── Data in this exercise

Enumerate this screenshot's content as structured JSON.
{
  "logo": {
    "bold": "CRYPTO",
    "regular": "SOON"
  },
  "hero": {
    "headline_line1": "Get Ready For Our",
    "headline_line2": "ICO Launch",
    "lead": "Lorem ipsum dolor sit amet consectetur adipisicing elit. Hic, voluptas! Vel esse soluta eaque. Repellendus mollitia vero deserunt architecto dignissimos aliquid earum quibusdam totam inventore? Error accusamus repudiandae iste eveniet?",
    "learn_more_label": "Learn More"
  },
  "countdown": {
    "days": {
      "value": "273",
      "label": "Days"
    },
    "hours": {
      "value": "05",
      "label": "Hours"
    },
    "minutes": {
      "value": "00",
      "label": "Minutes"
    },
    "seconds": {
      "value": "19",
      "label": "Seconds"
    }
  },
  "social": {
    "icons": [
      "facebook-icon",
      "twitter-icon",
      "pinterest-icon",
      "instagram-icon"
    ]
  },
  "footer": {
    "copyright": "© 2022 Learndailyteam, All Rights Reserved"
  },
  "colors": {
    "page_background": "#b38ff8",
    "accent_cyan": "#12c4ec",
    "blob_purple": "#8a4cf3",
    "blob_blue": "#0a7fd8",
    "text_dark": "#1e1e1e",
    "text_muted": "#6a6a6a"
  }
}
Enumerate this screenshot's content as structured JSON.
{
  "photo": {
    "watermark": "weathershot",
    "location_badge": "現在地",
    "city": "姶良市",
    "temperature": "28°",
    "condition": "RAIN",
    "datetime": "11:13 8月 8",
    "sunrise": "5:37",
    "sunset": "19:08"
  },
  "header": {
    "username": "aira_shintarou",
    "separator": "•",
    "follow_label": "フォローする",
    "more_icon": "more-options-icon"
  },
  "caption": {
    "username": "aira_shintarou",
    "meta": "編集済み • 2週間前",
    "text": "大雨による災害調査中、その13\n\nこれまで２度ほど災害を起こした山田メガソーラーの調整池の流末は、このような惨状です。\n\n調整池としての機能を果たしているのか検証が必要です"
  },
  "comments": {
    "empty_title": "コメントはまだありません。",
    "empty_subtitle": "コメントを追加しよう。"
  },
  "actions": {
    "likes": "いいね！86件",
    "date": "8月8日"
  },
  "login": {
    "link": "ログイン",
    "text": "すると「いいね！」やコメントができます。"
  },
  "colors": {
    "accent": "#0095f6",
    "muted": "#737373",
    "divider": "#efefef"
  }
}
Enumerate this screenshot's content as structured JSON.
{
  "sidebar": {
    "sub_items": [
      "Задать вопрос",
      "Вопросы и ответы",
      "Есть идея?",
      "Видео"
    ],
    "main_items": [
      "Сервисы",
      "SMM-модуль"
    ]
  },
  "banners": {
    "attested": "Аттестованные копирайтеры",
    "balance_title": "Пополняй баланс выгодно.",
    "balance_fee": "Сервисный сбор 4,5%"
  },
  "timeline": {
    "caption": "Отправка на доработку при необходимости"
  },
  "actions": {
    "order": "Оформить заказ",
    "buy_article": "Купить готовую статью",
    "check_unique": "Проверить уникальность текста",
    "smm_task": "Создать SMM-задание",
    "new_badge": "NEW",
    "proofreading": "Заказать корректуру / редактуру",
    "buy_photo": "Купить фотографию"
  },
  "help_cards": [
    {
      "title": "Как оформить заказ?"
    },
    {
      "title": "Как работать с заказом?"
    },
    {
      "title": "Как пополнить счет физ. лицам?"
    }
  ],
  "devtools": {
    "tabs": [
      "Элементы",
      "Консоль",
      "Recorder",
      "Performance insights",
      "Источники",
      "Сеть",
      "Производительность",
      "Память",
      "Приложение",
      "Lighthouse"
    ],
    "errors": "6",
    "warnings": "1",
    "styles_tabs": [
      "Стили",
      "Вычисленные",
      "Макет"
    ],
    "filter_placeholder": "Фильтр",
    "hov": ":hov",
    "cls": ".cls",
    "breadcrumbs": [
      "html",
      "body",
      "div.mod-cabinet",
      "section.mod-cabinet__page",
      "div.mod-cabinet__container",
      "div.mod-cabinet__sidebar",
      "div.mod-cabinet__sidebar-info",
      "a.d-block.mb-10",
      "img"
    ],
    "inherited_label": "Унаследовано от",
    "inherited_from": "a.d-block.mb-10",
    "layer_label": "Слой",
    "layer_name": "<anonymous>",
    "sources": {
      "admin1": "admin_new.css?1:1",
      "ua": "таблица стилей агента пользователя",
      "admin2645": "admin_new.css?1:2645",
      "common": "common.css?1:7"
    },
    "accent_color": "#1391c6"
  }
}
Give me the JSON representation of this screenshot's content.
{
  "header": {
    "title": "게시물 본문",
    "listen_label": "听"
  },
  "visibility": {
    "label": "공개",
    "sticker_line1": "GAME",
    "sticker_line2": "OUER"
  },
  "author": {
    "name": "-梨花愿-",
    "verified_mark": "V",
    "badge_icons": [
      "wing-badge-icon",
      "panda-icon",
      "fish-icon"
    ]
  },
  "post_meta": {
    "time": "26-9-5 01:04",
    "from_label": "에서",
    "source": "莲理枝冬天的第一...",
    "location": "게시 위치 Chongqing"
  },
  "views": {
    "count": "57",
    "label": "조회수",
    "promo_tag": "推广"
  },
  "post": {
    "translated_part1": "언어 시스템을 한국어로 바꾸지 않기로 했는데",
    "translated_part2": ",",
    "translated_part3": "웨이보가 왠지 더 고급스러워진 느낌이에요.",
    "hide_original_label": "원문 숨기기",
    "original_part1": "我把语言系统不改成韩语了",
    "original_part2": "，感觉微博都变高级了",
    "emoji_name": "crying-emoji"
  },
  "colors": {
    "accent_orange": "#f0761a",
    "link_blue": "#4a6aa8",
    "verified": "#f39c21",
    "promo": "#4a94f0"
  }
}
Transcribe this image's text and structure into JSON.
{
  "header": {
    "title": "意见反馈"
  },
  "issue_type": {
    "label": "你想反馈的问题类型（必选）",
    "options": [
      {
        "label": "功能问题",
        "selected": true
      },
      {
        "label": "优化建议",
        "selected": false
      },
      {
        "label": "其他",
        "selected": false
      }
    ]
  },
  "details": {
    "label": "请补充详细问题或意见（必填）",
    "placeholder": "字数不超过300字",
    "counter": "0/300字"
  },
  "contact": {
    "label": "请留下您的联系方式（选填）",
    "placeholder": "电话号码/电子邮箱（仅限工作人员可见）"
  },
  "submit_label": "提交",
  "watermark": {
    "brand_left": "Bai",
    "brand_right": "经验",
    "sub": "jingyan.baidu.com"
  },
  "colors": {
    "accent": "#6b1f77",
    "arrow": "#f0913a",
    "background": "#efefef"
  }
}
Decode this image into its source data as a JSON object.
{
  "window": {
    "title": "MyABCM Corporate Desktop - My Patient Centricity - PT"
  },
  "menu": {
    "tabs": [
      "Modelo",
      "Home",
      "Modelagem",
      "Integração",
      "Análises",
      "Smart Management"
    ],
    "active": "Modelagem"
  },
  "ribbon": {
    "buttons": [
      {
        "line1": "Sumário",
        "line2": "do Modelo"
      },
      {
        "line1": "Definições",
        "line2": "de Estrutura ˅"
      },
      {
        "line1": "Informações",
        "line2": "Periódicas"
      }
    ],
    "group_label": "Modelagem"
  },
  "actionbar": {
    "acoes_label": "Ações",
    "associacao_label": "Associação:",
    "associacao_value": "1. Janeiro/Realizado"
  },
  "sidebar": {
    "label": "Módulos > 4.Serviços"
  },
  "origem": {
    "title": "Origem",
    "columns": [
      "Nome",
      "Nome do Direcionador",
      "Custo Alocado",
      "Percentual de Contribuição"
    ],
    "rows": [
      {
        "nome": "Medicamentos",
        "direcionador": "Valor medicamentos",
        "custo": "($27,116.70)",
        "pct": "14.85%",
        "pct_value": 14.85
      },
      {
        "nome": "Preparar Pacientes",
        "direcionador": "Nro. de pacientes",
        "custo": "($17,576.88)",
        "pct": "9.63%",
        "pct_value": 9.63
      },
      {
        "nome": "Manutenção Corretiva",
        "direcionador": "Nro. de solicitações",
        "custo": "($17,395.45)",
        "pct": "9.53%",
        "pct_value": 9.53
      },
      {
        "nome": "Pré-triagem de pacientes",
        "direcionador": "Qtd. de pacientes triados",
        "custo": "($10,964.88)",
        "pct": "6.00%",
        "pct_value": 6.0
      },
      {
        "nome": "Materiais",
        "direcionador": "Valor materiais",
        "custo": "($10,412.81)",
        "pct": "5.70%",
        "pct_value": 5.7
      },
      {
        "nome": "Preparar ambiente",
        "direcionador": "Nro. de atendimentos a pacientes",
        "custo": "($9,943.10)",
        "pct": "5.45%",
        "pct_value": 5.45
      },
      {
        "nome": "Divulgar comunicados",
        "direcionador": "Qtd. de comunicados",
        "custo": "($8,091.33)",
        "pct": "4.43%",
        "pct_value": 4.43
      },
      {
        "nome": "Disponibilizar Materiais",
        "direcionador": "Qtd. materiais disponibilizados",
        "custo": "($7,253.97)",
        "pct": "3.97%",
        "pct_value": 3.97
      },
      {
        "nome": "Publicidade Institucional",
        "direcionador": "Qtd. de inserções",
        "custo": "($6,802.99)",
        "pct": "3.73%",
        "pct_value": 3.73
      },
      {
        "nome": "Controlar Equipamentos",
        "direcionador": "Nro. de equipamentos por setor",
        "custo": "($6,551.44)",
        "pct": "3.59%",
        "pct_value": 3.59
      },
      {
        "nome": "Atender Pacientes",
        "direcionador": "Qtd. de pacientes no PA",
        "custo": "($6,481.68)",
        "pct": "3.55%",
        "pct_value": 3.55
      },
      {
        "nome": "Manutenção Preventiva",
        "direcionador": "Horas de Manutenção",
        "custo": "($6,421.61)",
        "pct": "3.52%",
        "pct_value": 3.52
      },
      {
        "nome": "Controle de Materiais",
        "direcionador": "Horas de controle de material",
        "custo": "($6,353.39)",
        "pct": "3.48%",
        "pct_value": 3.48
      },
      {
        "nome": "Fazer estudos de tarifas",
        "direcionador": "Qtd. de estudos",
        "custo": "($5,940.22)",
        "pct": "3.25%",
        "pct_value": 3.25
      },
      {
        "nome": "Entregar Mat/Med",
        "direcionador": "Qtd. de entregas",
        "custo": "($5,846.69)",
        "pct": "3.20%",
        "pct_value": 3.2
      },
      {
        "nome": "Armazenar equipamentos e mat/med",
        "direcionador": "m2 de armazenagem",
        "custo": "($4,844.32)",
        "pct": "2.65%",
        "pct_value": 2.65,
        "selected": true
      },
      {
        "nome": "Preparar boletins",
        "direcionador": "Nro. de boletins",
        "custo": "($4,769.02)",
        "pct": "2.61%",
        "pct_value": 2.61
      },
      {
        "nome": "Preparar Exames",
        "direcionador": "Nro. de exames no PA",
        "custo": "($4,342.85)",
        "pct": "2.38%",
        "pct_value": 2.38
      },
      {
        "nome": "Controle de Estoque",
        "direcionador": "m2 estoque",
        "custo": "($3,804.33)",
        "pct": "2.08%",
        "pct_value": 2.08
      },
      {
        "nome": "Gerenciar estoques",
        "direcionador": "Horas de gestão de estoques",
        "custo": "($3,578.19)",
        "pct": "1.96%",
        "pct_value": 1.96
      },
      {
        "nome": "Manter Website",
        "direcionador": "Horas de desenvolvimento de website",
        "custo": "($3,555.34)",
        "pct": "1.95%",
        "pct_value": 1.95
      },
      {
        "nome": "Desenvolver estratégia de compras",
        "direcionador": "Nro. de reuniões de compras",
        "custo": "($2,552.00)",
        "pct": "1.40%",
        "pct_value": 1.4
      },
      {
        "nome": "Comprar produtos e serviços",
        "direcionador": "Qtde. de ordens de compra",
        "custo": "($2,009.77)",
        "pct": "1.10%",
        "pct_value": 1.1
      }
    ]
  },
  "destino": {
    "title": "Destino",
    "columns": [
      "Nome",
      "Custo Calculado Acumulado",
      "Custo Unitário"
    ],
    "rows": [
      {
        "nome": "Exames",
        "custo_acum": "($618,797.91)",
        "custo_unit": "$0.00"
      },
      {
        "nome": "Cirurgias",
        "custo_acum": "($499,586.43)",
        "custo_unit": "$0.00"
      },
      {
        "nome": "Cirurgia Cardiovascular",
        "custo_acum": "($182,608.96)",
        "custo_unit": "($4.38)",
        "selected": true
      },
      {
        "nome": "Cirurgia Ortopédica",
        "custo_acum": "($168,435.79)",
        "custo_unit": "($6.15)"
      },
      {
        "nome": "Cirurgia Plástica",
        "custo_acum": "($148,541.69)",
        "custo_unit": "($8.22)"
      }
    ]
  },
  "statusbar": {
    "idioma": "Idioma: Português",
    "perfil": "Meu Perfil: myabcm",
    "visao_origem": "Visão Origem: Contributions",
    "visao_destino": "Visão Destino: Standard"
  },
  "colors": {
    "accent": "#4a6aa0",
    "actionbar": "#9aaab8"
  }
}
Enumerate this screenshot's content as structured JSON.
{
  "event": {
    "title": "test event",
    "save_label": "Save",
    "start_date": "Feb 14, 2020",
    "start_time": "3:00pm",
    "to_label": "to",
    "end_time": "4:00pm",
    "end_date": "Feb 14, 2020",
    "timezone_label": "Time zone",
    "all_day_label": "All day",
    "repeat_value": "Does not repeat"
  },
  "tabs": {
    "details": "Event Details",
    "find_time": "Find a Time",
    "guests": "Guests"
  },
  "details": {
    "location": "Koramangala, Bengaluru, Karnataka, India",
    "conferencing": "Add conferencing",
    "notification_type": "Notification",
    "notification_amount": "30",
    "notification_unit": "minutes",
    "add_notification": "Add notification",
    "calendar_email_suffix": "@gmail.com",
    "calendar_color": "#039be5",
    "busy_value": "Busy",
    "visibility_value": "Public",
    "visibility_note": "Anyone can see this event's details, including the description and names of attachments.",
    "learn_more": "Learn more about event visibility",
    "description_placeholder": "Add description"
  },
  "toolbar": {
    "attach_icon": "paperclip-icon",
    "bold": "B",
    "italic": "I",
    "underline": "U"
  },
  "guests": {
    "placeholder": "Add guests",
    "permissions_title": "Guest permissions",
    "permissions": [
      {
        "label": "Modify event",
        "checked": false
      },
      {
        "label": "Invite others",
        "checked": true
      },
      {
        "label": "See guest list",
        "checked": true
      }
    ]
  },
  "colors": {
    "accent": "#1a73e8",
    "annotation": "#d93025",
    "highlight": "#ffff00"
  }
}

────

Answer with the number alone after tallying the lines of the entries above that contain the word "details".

▶ _Answer area_
4